What I do know is that Obama’s agricultural policies have been very different from those of the Bush administration. And those differences are perhaps best symbolized by his choice of Merrigan. Selected by Time Magazine in 2010 as one of the 100 Most Influential People in the World, Merrigan helped write the USDA’s organic-labeling rules during the last years of the Clinton administration. Over the last three-and-a-half years, she has worked for the Obama administration, supporting sustainable agriculture with her signature Know Your Farmer, Know Your Food campaign. This campaign has brought much needed attention to local farmers and organic farmers.
Perhaps you are wondering who President George W. Bush chose as deputy secretary of agriculture? Well, that would be Chuck Conner, the former president of the Corn Refiners Association. As you may guess, Conner had very different priorities. Under Chuck, it was more like a Do Not Know Your Food campaign.
Some people think there’s not much difference between the two political parties. But there’s a huge difference here: One administration appoints the president of the Corn Refiners Association and the other administration appoints the person who wrote the organic-labeling code.
And in chatting with Merrigan—who, by the way, never mentioned Bush’s policies or Conner—I was reminded of the importance of having progressive people in key positions. Both Merrigan and USDA Secretary Tom Vilsack have presented a very different vision for agriculture. Vilsack and Merrigan have advocated policies to encourage environmentally sound farming, support food-stamp programs, and promote farmers markets and smaller, local farming.

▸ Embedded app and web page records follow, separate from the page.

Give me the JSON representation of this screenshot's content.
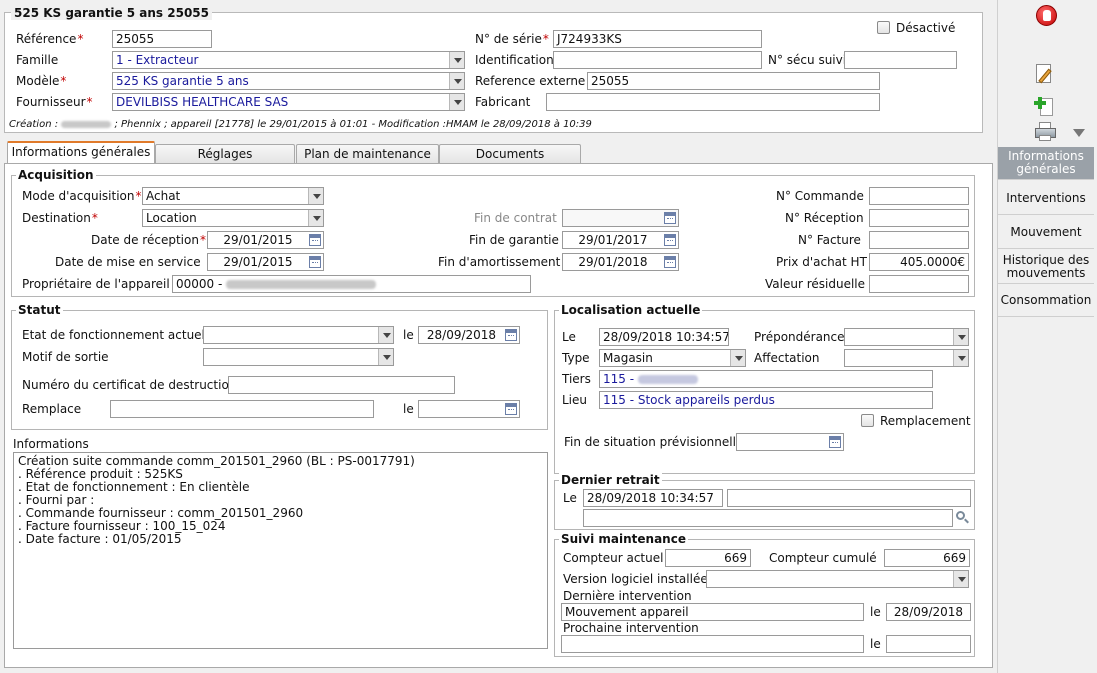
{
  "header": {
    "title": "525 KS garantie 5 ans 25055",
    "desactive_label": "Désactivé",
    "fields": {
      "reference": {
        "label": "Référence",
        "value": "25055"
      },
      "famille": {
        "label": "Famille",
        "value": "1 - Extracteur"
      },
      "modele": {
        "label": "Modèle",
        "value": "525 KS garantie 5 ans"
      },
      "fournisseur": {
        "label": "Fournisseur",
        "value": "DEVILBISS HEALTHCARE SAS"
      },
      "serie": {
        "label": "N° de série",
        "value": "J724933KS"
      },
      "identification": {
        "label": "Identification",
        "value": ""
      },
      "secu": {
        "label": "N° sécu suivi",
        "value": ""
      },
      "ref_externe": {
        "label": "Reference externe",
        "value": "25055"
      },
      "fabricant": {
        "label": "Fabricant",
        "value": ""
      }
    },
    "creation_prefix": "Création :",
    "creation_suffix": "; Phennix ; appareil [21778] le 29/01/2015 à 01:01 - Modification :HMAM le 28/09/2018 à 10:39"
  },
  "tabs": [
    "Informations générales",
    "Réglages",
    "Plan de maintenance",
    "Documents"
  ],
  "acquisition": {
    "title": "Acquisition",
    "mode": {
      "label": "Mode d'acquisition",
      "value": "Achat"
    },
    "destination": {
      "label": "Destination",
      "value": "Location"
    },
    "date_reception": {
      "label": "Date de réception",
      "value": "29/01/2015"
    },
    "date_service": {
      "label": "Date de mise en service",
      "value": "29/01/2015"
    },
    "proprietaire": {
      "label": "Propriétaire de l'appareil",
      "value": "00000 -"
    },
    "fin_contrat": {
      "label": "Fin de contrat",
      "value": ""
    },
    "fin_garantie": {
      "label": "Fin de garantie",
      "value": "29/01/2017"
    },
    "fin_amort": {
      "label": "Fin d'amortissement",
      "value": "29/01/2018"
    },
    "commande": {
      "label": "N° Commande",
      "value": ""
    },
    "reception": {
      "label": "N° Réception",
      "value": ""
    },
    "facture": {
      "label": "N° Facture",
      "value": ""
    },
    "prix": {
      "label": "Prix d'achat HT",
      "value": "405.0000€"
    },
    "residuelle": {
      "label": "Valeur résiduelle",
      "value": ""
    }
  },
  "statut": {
    "title": "Statut",
    "etat": {
      "label": "Etat de fonctionnement actuel",
      "value": ""
    },
    "le_label": "le",
    "etat_date": "28/09/2018",
    "motif": {
      "label": "Motif de sortie",
      "value": ""
    },
    "certificat": {
      "label": "Numéro du certificat de destruction",
      "value": ""
    },
    "remplace": {
      "label": "Remplace",
      "value": ""
    },
    "remplace_date": ""
  },
  "informations": {
    "title": "Informations",
    "text": "Création suite commande comm_201501_2960 (BL : PS-0017791)\n. Référence produit : 525KS\n. Etat de fonctionnement : En clientèle\n. Fourni par :\n. Commande fournisseur : comm_201501_2960\n. Facture fournisseur : 100_15_024\n. Date facture : 01/05/2015"
  },
  "localisation": {
    "title": "Localisation actuelle",
    "le": {
      "label": "Le",
      "value": "28/09/2018 10:34:57"
    },
    "preponderance": {
      "label": "Prépondérance",
      "value": ""
    },
    "type": {
      "label": "Type",
      "value": "Magasin"
    },
    "affectation": {
      "label": "Affectation",
      "value": ""
    },
    "tiers": {
      "label": "Tiers",
      "value": "115 -"
    },
    "lieu": {
      "label": "Lieu",
      "value": "115 - Stock appareils perdus"
    },
    "remplacement_label": "Remplacement",
    "fin_situation": {
      "label": "Fin de situation prévisionnelle",
      "value": ""
    }
  },
  "dernier_retrait": {
    "title": "Dernier retrait",
    "le": {
      "label": "Le",
      "value": "28/09/2018 10:34:57"
    },
    "detail": "",
    "detail2": ""
  },
  "suivi": {
    "title": "Suivi maintenance",
    "compteur_actuel": {
      "label": "Compteur actuel",
      "value": "669"
    },
    "compteur_cumule": {
      "label": "Compteur cumulé",
      "value": "669"
    },
    "version": {
      "label": "Version logiciel installée",
      "value": ""
    },
    "derniere_label": "Dernière intervention",
    "derniere_value": "Mouvement appareil",
    "derniere_date": "28/09/2018",
    "prochaine_label": "Prochaine intervention",
    "prochaine_value": "",
    "prochaine_date": "",
    "le_label": "le"
  },
  "sidebar": {
    "items": [
      "Informations générales",
      "Interventions",
      "Mouvement",
      "Historique des mouvements",
      "Consommation"
    ]
  },
  "colors": {
    "accent_tab": "#e07a2a",
    "required": "#c00000",
    "sidebar_active": "#9aa1a8"
  }
}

Now, these differences will most likely not be noticed during the presidential campaign. Unlike such hot topics as gay marriage or Romney’s high-school bullying, choosing someone who developed the organic-labeling code to replace the former president of the Corn Refiners Association as the USDA’s deputy secretary will not make Fox News or CNN. But while the choice of Kathleen Merrigan and the hundreds of other impressive Obama appointees may not make the news, it’s still one of the most important reasons why Obama should win the election.